|Home / Care for Duchenne / Behavioral Issues by Stages|
Behavioral Issues by Stages
The following categories are provided as general guidelines to keep in mind when a child with Duchenne is in the classroom. Special issues listed in one stage may continue to be problematic in subsequent stages.
Pre-K, Kindergarten, & Early Elementary (ages 1-7)
Behavior problems are quite common in all preschool children, and boys with Duchenne are no different. However, young boys with Duchenne may have more difficulty with impulsivity and emotional control than other children their age. They are also more likely to be rigid and inflexible in their thinking, which can result in noncompliance or arguing. They may have difficulty making transitions. They may also be taking steroid medication with strong side effects that can have an impact on their behavior, such as making them more emotional and active than normal.
Elementary and Middle School (ages 7-11)
Children with Duchenne tend to become more aware of their differences and limitations during this stage. Although most boys adjust well to their condition over time, there may be times of emotional distress because of Duchenne. Boys age 8 to 10 years may be most likely to have adjustment problems, as this is usually the time just prior to transition to use of a wheelchair on a regular basis.
Junior High and High School (ages 12-18)

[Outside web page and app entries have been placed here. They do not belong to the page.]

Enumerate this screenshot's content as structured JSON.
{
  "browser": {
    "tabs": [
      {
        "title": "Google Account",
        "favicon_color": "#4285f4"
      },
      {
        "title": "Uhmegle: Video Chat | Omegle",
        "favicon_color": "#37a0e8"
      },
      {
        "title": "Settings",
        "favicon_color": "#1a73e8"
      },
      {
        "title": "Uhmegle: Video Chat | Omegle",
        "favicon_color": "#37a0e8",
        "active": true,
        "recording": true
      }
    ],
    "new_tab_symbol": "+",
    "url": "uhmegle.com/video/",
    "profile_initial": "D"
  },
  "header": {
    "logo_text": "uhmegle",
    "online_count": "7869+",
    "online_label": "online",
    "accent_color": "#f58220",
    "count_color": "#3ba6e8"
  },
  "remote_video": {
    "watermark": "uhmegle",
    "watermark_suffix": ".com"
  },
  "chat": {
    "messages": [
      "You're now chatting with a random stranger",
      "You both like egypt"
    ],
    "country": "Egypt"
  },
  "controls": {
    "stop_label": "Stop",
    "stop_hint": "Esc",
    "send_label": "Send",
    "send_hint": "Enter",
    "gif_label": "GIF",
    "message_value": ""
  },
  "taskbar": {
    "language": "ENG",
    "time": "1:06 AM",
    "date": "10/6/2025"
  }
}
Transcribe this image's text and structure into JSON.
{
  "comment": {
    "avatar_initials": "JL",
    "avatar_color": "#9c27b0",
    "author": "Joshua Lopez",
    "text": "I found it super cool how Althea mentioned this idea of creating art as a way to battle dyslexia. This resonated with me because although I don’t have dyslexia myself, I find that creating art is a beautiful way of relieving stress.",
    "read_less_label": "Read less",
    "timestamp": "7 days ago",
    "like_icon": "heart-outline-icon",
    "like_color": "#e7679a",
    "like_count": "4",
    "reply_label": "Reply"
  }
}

As with any child, adolescence may be a difficult time for young men with Duchenne. Physical limitations and disruption in physical development that may occur with some medical treatment (e.g., short stature or delay of puberty from steroid treatment) may make adolescence more problematic. This can also be a difficult time for teens who are unable to establish their independence because they require more care and assistance from others, such as parents. As muscle weakness progresses, they are at risk for becoming more isolated or socially withdrawn. Parents and teachers should look for signs of chronic sadness, depression, or anxiety.